Molecular Recognition Material/Supramolecular Device Study Group

This research society welcomes participants from different fields, such as chemistry, mechanics, electronics, information, environment, medicine, food, trade, and art to promote discussions on the imminent launch of supramolecular devices into society from various standpoints.


Molecular Design

Our bodies are composed of small molecules. Similar to the construction of architectures with small blocks, self-assemblies can form robust structures through relatively weak interactions among the elements. Notably, the functionality of self-assembled structures can be tuned by using different types of building blocks. In this research society, we attempt to establish a way to maximize the functionality of self-assembled materials through molecular design.

Molecular Arrangement

In our olfactory system, odorant receptors that recognize smells can simultaneously detect many types of odorant molecules. Through pattern recognition of the information obtained from our memories, we can recognize these smells.

Chemosensor arrays inspired by biological recognition systems, which consist of optical molecules showing color or fluorescence changes, could be powerful analytical tools because of their capability to detect numerous types of chemical information. Chemosensor arrays display various color or fluorescence changes upon catching target molecules, enabling the discrimination of chemical species and their concentrations by means of pattern recognition. Thus, we have developed chemosensor arrays that detect chemical species related to diseases and toxic elements for environmental assessment with the aim of establishing chemical sensor platforms in society.

Molecular Assembly

Our bodies can be referred to as sophisticated molecular machines that function through the continuous transmission of chemical information that is triggered by molecular recognition. In contrast, organic transistors can be referred to as supramolecular devices because their electrical properties are the result of systematically arranged molecules in an organic semiconductive layer. Organic transistor-based chemical sensors can exhibit changes in the current and voltage upon the detection of chemical species. Therefore, chemical information, such as chemical species and their concentrations, can be determined.

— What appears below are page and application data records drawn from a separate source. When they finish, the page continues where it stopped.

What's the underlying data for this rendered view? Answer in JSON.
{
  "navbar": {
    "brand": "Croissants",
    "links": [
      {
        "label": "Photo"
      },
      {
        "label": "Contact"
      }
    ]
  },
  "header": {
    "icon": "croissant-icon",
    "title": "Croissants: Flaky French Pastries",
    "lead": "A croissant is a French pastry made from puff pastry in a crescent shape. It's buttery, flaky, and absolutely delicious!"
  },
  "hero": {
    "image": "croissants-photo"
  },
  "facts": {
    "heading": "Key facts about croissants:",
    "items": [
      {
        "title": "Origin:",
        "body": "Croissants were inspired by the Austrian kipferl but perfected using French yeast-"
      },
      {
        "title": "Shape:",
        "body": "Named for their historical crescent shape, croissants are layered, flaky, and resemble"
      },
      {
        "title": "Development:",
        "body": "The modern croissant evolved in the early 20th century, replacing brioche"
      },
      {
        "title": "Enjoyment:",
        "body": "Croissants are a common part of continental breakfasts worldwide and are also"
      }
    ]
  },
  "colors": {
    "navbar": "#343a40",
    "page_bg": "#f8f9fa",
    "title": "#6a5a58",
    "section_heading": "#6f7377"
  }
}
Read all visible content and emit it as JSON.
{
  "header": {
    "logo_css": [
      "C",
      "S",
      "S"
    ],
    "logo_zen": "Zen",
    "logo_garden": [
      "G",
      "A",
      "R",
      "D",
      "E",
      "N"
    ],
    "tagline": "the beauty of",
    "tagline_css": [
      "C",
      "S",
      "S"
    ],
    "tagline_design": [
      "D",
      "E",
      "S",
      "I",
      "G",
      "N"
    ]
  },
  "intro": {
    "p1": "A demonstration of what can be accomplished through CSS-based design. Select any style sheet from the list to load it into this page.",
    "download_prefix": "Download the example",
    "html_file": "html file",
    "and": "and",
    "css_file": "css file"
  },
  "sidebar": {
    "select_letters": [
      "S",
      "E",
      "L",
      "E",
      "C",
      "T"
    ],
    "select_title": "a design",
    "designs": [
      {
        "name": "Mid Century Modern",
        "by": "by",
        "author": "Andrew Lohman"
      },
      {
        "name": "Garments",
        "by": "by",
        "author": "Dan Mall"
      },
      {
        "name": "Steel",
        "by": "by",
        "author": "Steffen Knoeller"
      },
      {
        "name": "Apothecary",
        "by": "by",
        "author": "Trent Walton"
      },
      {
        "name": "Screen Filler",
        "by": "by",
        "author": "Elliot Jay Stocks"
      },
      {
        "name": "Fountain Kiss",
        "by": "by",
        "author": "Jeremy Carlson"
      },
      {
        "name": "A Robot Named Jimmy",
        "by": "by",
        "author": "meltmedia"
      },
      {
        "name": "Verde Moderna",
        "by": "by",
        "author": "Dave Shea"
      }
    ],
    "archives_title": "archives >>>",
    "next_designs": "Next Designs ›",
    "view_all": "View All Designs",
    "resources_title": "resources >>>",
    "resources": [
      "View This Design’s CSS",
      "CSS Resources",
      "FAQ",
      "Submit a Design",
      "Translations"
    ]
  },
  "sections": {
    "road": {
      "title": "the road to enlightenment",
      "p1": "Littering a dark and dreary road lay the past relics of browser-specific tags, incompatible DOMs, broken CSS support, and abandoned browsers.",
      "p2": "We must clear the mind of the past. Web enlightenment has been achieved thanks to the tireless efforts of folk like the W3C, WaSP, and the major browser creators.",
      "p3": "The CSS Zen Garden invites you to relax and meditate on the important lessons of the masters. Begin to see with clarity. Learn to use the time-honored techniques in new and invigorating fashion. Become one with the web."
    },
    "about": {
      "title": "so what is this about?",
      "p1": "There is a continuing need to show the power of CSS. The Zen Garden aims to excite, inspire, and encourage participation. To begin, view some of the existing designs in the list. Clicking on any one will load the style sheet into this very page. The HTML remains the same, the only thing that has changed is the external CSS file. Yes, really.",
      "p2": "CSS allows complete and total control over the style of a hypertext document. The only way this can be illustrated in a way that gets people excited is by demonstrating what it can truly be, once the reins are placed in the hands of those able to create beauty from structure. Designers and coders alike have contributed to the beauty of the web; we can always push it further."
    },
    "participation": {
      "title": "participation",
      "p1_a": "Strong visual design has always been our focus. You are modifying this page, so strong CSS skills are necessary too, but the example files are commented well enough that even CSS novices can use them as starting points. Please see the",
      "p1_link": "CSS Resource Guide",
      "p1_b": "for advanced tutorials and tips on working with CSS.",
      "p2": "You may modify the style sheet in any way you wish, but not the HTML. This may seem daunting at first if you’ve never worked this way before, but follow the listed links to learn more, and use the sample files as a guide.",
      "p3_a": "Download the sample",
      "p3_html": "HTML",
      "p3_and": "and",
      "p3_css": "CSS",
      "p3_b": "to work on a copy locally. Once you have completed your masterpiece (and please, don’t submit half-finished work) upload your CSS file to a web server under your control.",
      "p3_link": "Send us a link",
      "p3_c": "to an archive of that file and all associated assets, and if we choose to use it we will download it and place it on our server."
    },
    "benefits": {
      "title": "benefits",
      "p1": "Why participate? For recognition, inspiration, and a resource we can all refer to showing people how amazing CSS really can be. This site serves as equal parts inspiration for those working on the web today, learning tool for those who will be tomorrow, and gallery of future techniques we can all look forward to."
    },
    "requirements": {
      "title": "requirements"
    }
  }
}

Overall, we believe that our approach based on supramolecular devices with novel functionalities originating from self-assembled systems comprising molecular building blocks will pave the way for the creation of guidelines to maximize the potential of synthetic recognition materials.